3. High Calorie Count
With 1,940 kilojoules in a 100-gram serving, pepperoni boasts one of the highest calorie counts of all meat-based products.
Dogs require moderate amounts of calories in their diets. It helps supplement their energy requirements.
But just like fats, high-calorie diets can prove more hurtful than useful to your canine friend.
Calorie-dense foods can contribute to rapid weight gain. Besides, they can lead to various long-term health issues, including obesity and diabetes.
Pepperoni is usually seasoned with paprika. But the food can contain a long list of other spices, including peppers, cayenne, fennel seeds, black peppers, onions, and garlic.
Most spices are considered harmful to dogs. That’s especially true for spices in the allium family, such as garlic and onion.
For starters, onion and garlic can irritate your dog’s digestive system, leading to flatulence, diarrhea, and abdominal pain. But perhaps the biggest risk of these spices is their tendency to cause a severe form of hemolytic anemia known as Heinz body anemia.
Heinz body anemia results from oxidative damage to your dog’s red blood cells.
When garlic and onion get to your dog’s bloodstream, the active compounds in these spices oxidize the oxygen-transporting protein in the red blood cells, called hemoglobin. The oxidation of hemoglobin results in the formation of clumps, which inhibit the protein’s ability to transport oxygen to the dog’s vital organs. It’s these clumps that are known as Heinz bodies.
Heinz body anemia produces anemia-like symptoms like generalized fatigue, paleness of the skin and gums, breathing problems, and appetite changes. The condition can be fatal if not remedied early enough.
Besides onion and garlic, other potential causes of Heinz body anemia include methylene blue and maple leaves.
5. Low Quality Meat
Pepperoni may contain meat (a dog’s favorite food) as its primary ingredient.
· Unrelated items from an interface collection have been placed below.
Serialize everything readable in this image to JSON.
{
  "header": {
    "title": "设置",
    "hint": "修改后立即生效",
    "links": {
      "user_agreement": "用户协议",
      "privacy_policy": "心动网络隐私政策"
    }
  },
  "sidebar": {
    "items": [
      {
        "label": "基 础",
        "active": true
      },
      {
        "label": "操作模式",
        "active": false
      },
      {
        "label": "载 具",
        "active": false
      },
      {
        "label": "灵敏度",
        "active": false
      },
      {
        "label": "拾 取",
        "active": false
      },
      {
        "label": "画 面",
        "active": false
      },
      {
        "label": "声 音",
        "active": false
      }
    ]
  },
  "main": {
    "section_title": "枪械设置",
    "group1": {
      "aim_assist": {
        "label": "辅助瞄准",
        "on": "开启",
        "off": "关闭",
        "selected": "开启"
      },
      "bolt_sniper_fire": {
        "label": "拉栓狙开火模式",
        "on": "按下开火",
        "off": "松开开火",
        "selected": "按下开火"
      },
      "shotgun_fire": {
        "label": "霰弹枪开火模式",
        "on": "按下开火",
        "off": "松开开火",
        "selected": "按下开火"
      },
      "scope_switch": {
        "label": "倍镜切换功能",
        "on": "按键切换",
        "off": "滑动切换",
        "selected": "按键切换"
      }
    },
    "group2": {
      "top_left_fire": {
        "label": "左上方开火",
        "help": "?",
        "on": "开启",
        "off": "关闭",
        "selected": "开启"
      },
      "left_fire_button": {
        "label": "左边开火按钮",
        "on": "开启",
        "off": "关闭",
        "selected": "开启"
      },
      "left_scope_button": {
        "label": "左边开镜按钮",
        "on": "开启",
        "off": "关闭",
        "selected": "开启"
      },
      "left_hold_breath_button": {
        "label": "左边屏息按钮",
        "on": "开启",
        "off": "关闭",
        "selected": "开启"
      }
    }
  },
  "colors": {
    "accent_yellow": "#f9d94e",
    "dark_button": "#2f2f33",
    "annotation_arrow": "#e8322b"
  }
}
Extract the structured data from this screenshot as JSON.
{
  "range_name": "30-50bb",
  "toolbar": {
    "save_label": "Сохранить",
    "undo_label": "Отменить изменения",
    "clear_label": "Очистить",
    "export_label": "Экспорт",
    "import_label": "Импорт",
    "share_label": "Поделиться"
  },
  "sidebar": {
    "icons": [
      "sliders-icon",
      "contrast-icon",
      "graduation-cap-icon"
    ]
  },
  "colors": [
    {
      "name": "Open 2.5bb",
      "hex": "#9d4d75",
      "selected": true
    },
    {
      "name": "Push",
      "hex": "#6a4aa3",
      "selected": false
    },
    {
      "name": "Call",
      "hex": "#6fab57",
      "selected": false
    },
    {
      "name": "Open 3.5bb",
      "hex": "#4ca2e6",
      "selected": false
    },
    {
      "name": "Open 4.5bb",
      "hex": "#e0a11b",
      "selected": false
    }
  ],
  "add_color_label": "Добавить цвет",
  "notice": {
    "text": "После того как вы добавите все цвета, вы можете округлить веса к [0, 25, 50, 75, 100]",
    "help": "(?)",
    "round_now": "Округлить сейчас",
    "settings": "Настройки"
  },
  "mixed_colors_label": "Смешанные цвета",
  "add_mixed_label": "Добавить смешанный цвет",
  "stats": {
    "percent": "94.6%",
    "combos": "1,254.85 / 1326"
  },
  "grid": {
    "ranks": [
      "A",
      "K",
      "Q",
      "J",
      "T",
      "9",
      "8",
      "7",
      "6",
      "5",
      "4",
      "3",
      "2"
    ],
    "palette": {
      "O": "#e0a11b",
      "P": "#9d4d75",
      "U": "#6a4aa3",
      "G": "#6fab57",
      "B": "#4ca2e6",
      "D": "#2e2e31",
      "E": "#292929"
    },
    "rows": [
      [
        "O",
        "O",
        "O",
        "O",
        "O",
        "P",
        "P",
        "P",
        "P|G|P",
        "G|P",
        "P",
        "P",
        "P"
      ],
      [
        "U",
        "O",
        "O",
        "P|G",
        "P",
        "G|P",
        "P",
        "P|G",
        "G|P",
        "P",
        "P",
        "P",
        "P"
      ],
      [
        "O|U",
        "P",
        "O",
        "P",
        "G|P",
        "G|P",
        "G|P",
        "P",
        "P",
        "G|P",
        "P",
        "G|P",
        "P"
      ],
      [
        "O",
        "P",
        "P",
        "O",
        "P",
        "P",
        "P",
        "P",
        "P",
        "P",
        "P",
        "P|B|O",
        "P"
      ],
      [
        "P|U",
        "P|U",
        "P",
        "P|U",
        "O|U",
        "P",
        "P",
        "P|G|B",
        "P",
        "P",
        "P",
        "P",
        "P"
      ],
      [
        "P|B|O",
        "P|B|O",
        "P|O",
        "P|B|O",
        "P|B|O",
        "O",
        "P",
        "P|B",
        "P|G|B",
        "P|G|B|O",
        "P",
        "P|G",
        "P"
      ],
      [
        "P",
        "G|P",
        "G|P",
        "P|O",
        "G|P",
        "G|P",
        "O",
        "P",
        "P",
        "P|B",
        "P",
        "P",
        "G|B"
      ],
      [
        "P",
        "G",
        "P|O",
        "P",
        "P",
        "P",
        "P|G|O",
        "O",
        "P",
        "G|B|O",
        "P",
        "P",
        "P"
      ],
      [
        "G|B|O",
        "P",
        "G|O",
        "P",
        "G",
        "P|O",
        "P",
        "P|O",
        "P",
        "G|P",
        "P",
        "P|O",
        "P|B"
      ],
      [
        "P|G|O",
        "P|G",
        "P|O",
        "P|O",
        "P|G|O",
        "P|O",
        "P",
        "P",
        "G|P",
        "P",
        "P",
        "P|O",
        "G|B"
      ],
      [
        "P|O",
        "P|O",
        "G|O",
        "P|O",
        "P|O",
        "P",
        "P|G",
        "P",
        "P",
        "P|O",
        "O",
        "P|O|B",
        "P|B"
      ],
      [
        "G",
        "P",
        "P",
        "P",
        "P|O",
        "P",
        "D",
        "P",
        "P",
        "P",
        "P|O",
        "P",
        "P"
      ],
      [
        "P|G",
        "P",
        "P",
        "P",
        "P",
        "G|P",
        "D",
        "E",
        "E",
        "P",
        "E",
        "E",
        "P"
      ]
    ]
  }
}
However, the quality of meat used in pepperoni has been a subject of concern for years. That’s primarily due to the curing processes involved.
Curing may prolong pepperoni’s shelf life, alright. But it also reduces the meat’s quality in the long run.
Besides, the numerous additives in pepperoni may only degrade the food’s quality even further.
What If My Dog Accidentally Eats Pepperoni?
Given its inherent dangers for dogs, it’s important to keep pepperoni out of your dog’s reach at all times.
That includes clearing the dinner table immediately after having a pepperoni snack. It also means sealing trash cans tightly to prevent your canine friend from rummaging through the containers scavenging for pepperoni leftovers. And if there’s any unconsumed pepperoni in the house, be sure to store it in the refrigerator or lock it in cabinets that your pooch cannot access.
But as the saying goes, you can never be too careful. There may be times when your dog sneaks up behind your back and helps himself to pepperoni.
The best course of action if you discover that your dog has accidentally eaten pepperoni is to establish the portions consumed. This will help you predict the severity of side effects. While a slice or two may not trigger worrying symptoms, eating a few mouthfuls is reason enough to schedule a visit to the vet.
Pepperoni may be yummy, delicious, and somewhat nutritious for humans. But the food is potentially harmful to dogs.
If you’re looking for the best meaty treats for your canine friend, insist on plain beef, poultry, or seafood.